About this task -> Within the records below, find each line with the word "Forecast" and copy it out.

Material shown ->
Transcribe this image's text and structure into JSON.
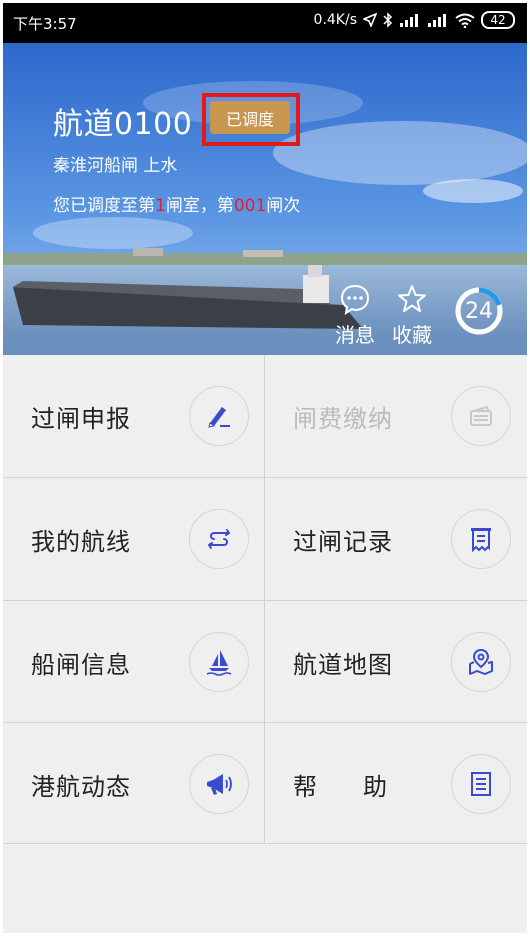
{
  "status_bar": {
    "time": "下午3:57",
    "network_speed": "0.4K/s",
    "battery": "42"
  },
  "hero": {
    "title": "航道0100",
    "status_badge": "已调度",
    "subtitle": "秦淮河船闸 上水",
    "progress": {
      "prefix": "您已调度至第",
      "chamber": "1",
      "middle": "闸室，第",
      "batch": "001",
      "suffix": "闸次"
    },
    "actions": {
      "messages_label": "消息",
      "favorites_label": "收藏"
    },
    "weather_value": "24"
  },
  "grid": {
    "items": [
      {
        "label": "过闸申报",
        "icon": "pen-icon",
        "enabled": true
      },
      {
        "label": "闸费缴纳",
        "icon": "wallet-icon",
        "enabled": false
      },
      {
        "label": "我的航线",
        "icon": "swap-arrows-icon",
        "enabled": true
      },
      {
        "label": "过闸记录",
        "icon": "receipt-icon",
        "enabled": true
      },
      {
        "label": "船闸信息",
        "icon": "sailboat-icon",
        "enabled": true
      },
      {
        "label": "航道地图",
        "icon": "map-pin-icon",
        "enabled": true
      },
      {
        "label": "港航动态",
        "icon": "megaphone-icon",
        "enabled": true
      },
      {
        "label": "帮助",
        "label_display": "帮　助",
        "icon": "document-icon",
        "enabled": true
      }
    ]
  },
  "colors": {
    "badge": "#c9964f",
    "highlight_border": "#e31818",
    "accent_red": "#e0202a",
    "icon_blue": "#3a4bd1",
    "icon_disabled": "#c8c8c8"
  }
}
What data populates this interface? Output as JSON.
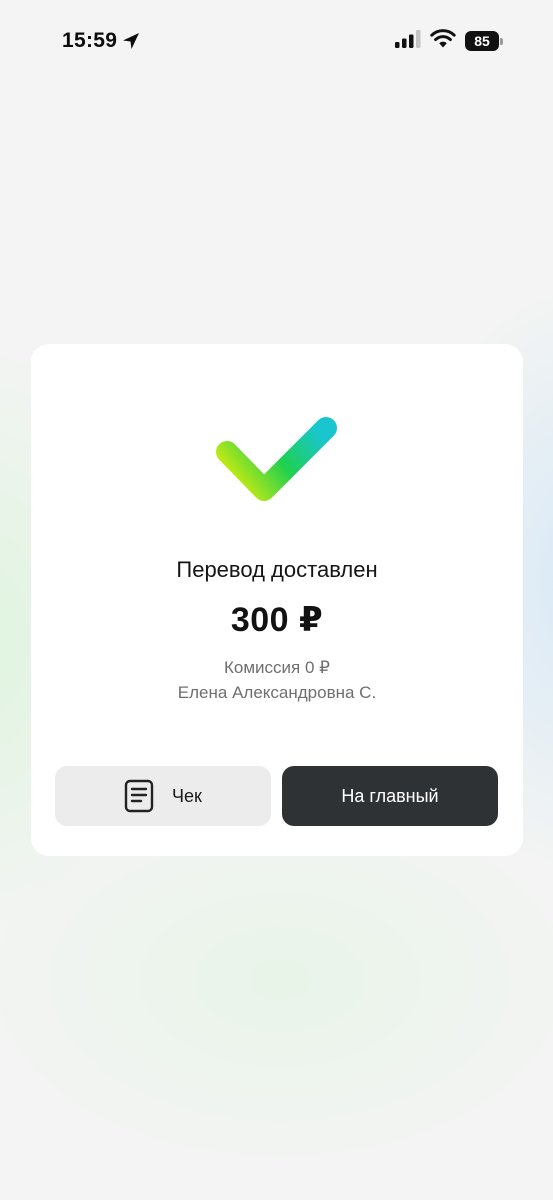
{
  "status_bar": {
    "time": "15:59",
    "battery": "85",
    "icons": [
      "location-arrow-icon",
      "cellular-signal-icon",
      "wifi-icon",
      "battery-icon"
    ]
  },
  "result": {
    "icon": "success-checkmark-icon",
    "title": "Перевод доставлен",
    "amount": "300 ₽",
    "fee": "Комиссия 0 ₽",
    "recipient": "Елена Александровна С."
  },
  "actions": {
    "receipt_label": "Чек",
    "receipt_icon": "receipt-icon",
    "home_label": "На главный"
  },
  "colors": {
    "check_gradient_start": "#c6ea12",
    "check_gradient_mid": "#1fd04f",
    "check_gradient_end": "#19c6cf",
    "primary_button": "#2f3235",
    "secondary_button": "#ececec"
  }
}
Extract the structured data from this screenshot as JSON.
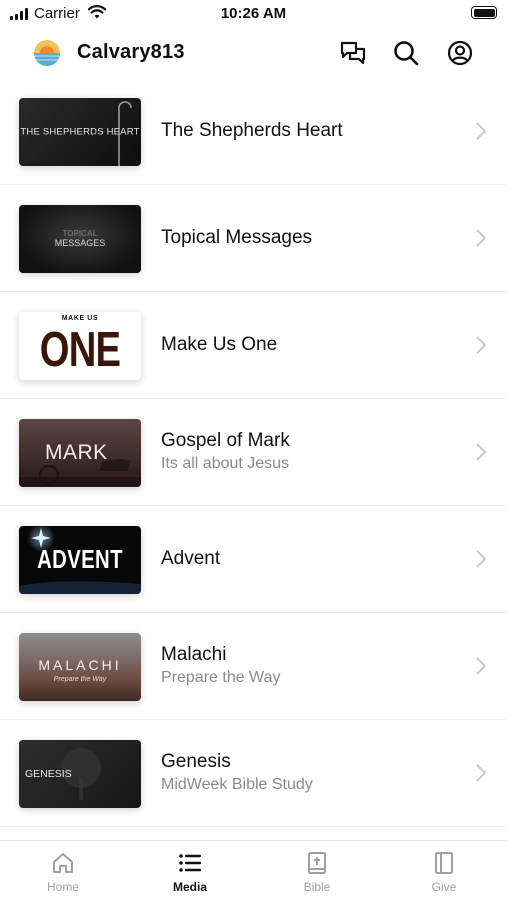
{
  "status_bar": {
    "carrier": "Carrier",
    "time": "10:26 AM"
  },
  "header": {
    "title": "Calvary813"
  },
  "series": [
    {
      "title": "The Shepherds Heart",
      "subtitle": "",
      "thumb_text": "THE SHEPHERDS HEART"
    },
    {
      "title": "Topical Messages",
      "subtitle": "",
      "thumb_text": "MESSAGES",
      "thumb_text_small": "TOPICAL"
    },
    {
      "title": "Make Us One",
      "subtitle": "",
      "thumb_text": "ONE",
      "thumb_text_small": "MAKE US"
    },
    {
      "title": "Gospel of Mark",
      "subtitle": "Its all about Jesus",
      "thumb_text": "MARK"
    },
    {
      "title": "Advent",
      "subtitle": "",
      "thumb_text": "ADVENT"
    },
    {
      "title": "Malachi",
      "subtitle": "Prepare the Way",
      "thumb_text": "MALACHI",
      "thumb_text_small": "Prepare the Way"
    },
    {
      "title": "Genesis",
      "subtitle": "MidWeek Bible Study",
      "thumb_text": "GENESIS"
    }
  ],
  "tabs": [
    {
      "label": "Home",
      "icon": "home-icon"
    },
    {
      "label": "Media",
      "icon": "list-icon",
      "active": true
    },
    {
      "label": "Bible",
      "icon": "bible-icon"
    },
    {
      "label": "Give",
      "icon": "give-icon"
    }
  ]
}
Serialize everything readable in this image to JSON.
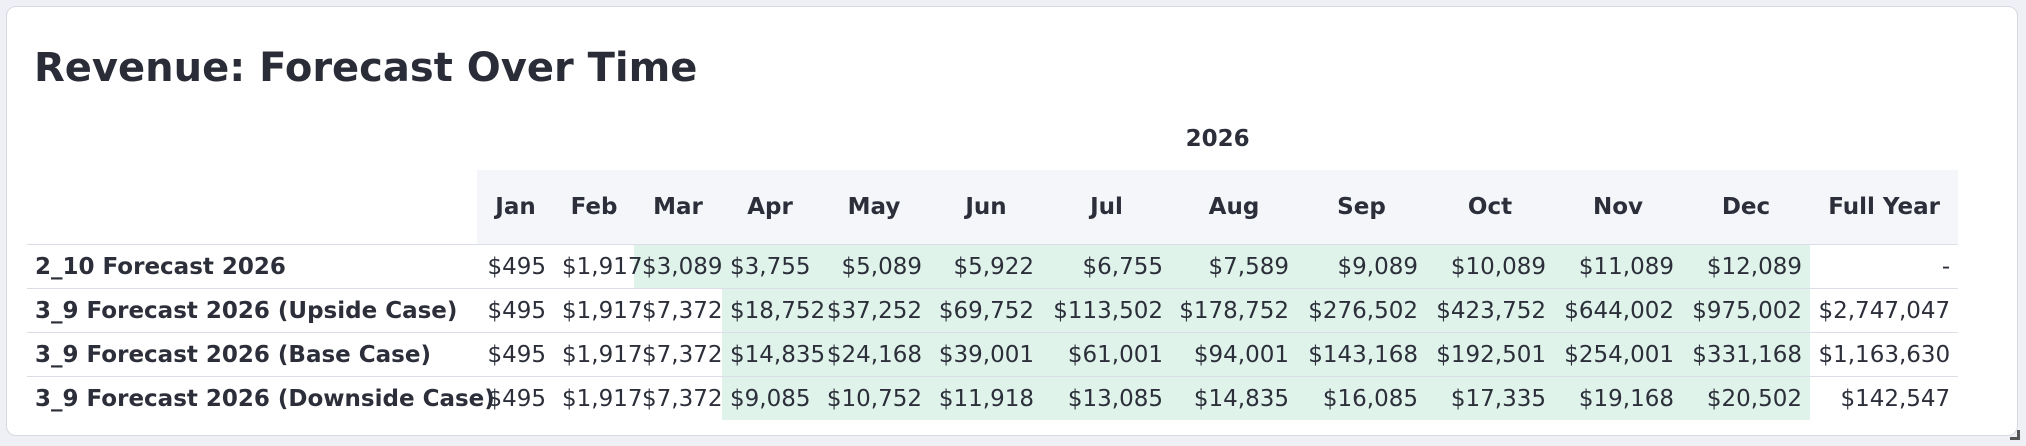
{
  "title": "Revenue: Forecast Over Time",
  "year": "2026",
  "columns": [
    "Jan",
    "Feb",
    "Mar",
    "Apr",
    "May",
    "Jun",
    "Jul",
    "Aug",
    "Sep",
    "Oct",
    "Nov",
    "Dec",
    "Full Year"
  ],
  "rows": [
    {
      "label": "2_10 Forecast 2026",
      "values": [
        "$495",
        "$1,917",
        "$3,089",
        "$3,755",
        "$5,089",
        "$5,922",
        "$6,755",
        "$7,589",
        "$9,089",
        "$10,089",
        "$11,089",
        "$12,089",
        "-"
      ]
    },
    {
      "label": "3_9 Forecast 2026 (Upside Case)",
      "values": [
        "$495",
        "$1,917",
        "$7,372",
        "$18,752",
        "$37,252",
        "$69,752",
        "$113,502",
        "$178,752",
        "$276,502",
        "$423,752",
        "$644,002",
        "$975,002",
        "$2,747,047"
      ]
    },
    {
      "label": "3_9 Forecast 2026 (Base Case)",
      "values": [
        "$495",
        "$1,917",
        "$7,372",
        "$14,835",
        "$24,168",
        "$39,001",
        "$61,001",
        "$94,001",
        "$143,168",
        "$192,501",
        "$254,001",
        "$331,168",
        "$1,163,630"
      ]
    },
    {
      "label": "3_9 Forecast 2026 (Downside Case)",
      "values": [
        "$495",
        "$1,917",
        "$7,372",
        "$9,085",
        "$10,752",
        "$11,918",
        "$13,085",
        "$14,835",
        "$16,085",
        "$17,335",
        "$19,168",
        "$20,502",
        "$142,547"
      ]
    }
  ],
  "highlight_color": "#dff3ea"
}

Your response ->
  "title": "Revenue: Forecast Over Time",
      "label": "2_10 Forecast 2026",
      "label": "3_9 Forecast 2026 (Upside Case)",
      "label": "3_9 Forecast 2026 (Base Case)",
      "label": "3_9 Forecast 2026 (Downside Case)",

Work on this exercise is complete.